The talks are reported to have been testy, with tempers flaring at times.
Merkel gives instructions to #Bulgaria’s PM Borisov on how to wear a mask.
French leader banged the table, attacked Austrian Chancellor Sebastian Kurz for leaving the room to make a phone call and accused Rutte of behaving like former British premier David Cameron – who took a hard line at EU summits but ended up leading his country into a referendum to quit the bloc.
EU leaders battled on into the early hours of Monday to try and break the deadlock as their summit on a huge coronavirus rescue package stretched into a fourth day in Brussels.
President of the European Council Charles Michel (L), Germany’s Chancellor Angela Merkel (C), France’s President Emmanuel Macron and President of the European Commission Ursula von der Leyen during a meeting at the first face-to-face EU summit resolve financial aid on coronavirus disease and try to hammer Covid fiscal for EU members to boost economy.
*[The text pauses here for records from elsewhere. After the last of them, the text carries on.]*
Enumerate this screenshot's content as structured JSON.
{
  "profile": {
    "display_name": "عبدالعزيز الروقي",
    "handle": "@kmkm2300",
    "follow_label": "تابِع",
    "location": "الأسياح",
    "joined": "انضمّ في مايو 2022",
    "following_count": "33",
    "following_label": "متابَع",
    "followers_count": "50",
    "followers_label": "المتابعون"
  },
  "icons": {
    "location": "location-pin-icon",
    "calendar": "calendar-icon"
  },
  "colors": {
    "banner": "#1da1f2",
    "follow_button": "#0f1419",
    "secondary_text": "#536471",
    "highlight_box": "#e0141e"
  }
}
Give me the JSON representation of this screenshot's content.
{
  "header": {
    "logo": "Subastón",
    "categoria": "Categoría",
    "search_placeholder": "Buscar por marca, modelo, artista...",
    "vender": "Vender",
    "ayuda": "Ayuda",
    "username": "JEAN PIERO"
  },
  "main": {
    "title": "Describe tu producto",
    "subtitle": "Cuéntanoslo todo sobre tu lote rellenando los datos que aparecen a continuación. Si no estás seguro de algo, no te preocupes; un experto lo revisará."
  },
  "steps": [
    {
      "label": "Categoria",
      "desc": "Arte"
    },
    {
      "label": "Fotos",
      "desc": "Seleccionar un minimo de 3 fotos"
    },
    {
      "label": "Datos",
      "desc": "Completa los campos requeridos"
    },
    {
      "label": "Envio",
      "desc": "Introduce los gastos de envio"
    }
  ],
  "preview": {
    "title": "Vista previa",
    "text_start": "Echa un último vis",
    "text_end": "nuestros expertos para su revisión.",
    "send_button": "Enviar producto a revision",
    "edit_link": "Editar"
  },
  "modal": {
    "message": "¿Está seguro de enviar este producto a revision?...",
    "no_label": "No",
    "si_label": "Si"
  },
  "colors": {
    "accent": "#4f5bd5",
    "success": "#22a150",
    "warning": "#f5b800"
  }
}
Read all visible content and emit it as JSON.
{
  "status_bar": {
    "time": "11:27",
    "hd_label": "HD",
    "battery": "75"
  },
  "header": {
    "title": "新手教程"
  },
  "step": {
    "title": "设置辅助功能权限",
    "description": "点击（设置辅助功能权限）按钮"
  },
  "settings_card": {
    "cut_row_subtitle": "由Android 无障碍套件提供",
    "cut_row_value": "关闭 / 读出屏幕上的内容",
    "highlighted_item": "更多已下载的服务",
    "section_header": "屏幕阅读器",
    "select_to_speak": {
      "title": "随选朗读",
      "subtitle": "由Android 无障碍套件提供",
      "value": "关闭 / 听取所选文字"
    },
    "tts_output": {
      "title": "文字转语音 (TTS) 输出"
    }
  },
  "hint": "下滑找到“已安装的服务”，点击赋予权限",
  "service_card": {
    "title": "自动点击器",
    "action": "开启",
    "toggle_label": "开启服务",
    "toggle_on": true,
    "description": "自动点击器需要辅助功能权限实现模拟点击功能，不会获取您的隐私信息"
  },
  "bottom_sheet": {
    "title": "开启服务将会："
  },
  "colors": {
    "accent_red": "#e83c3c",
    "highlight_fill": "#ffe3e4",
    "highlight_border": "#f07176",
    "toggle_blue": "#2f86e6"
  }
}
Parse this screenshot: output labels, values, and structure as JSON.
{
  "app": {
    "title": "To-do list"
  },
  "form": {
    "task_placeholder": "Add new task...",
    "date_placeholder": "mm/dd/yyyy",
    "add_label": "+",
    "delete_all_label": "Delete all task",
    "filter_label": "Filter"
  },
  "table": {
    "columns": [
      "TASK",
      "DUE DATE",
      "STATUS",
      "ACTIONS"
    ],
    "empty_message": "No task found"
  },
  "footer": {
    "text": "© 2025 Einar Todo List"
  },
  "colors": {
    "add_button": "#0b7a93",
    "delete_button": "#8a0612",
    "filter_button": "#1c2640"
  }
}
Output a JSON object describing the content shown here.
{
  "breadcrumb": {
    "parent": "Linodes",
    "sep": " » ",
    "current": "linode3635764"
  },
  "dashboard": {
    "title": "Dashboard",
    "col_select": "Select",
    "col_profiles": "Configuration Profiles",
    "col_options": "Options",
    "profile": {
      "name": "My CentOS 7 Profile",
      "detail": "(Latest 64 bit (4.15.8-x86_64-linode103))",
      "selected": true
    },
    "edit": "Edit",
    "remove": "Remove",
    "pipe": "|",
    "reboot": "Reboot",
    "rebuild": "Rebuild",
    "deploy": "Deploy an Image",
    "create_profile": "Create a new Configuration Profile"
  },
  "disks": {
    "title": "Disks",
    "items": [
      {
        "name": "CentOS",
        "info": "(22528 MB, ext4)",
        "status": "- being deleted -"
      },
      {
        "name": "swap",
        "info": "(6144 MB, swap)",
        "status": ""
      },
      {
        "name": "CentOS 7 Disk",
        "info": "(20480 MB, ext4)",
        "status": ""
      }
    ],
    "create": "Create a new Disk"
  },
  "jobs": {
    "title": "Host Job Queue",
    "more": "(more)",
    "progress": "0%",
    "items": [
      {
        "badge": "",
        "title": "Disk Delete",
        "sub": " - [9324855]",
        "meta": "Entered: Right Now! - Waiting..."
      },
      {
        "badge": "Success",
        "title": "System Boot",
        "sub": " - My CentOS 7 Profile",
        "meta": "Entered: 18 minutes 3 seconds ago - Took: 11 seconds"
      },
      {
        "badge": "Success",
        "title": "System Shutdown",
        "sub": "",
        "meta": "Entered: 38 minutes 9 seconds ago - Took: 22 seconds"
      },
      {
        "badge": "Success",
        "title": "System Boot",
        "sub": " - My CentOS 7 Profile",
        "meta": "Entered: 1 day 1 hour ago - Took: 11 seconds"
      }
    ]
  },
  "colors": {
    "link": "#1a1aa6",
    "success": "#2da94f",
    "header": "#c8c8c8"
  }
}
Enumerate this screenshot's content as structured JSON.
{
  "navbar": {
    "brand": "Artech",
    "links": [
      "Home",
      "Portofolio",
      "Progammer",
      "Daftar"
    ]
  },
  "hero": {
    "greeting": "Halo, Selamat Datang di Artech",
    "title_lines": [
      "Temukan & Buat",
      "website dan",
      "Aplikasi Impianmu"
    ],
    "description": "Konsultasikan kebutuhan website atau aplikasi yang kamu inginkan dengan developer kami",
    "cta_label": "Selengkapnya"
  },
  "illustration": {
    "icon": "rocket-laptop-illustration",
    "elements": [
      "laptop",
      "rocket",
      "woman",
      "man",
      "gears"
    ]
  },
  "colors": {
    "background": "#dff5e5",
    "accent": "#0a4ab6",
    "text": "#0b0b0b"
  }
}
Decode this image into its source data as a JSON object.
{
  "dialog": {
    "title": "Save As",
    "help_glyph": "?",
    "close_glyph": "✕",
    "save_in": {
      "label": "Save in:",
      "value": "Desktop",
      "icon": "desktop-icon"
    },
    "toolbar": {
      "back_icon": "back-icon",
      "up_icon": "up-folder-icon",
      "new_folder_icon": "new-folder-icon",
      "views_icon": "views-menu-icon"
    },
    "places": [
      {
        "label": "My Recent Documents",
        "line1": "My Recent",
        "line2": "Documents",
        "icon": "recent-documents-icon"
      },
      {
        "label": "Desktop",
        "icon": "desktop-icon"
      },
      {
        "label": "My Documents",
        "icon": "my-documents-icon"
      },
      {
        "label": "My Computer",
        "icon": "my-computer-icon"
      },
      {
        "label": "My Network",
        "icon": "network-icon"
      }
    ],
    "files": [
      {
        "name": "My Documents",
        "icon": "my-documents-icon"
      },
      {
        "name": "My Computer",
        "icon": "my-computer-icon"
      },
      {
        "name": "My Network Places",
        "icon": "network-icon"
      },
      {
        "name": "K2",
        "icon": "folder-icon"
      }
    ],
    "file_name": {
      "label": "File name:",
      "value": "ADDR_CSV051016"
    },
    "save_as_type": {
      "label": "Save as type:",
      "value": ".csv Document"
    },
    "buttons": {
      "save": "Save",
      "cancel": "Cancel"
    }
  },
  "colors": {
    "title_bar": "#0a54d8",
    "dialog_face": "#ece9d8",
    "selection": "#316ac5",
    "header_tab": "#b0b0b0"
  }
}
Fourth day talks chaired by EU Council President Charles Michel have failed to yield agreement over the size and rules for a 750-billion-euro ($860-billion) package of loans and grants to help Europe out of a economic crisis caused by the pandemic.
EU leaders on a working dinner with the 27 leaders on Sunday, Michel made a fresh effort to win over the coalition of “Frugals” the Netherlands, Sweden, Austria, Denmark and Finland which has sought to cut the size of the package and impose strict rules on how fiscal aid to be used.
Rutte wants member states to have a veto on national economic plans by the likes of Italy and Spain, in order to oblige them to pursue reforms to borrowing and their labour and pensions markets an effort that was angrily resisted by his Italian counterpart, Giuseppe Conte.
Hungary’s premier Viktor Orban accused Rutte of waging a personal vendetta against him and his country and vowed to prevent any agreement on efforts to tie EU spending to recipient countries’ respect for EU standards.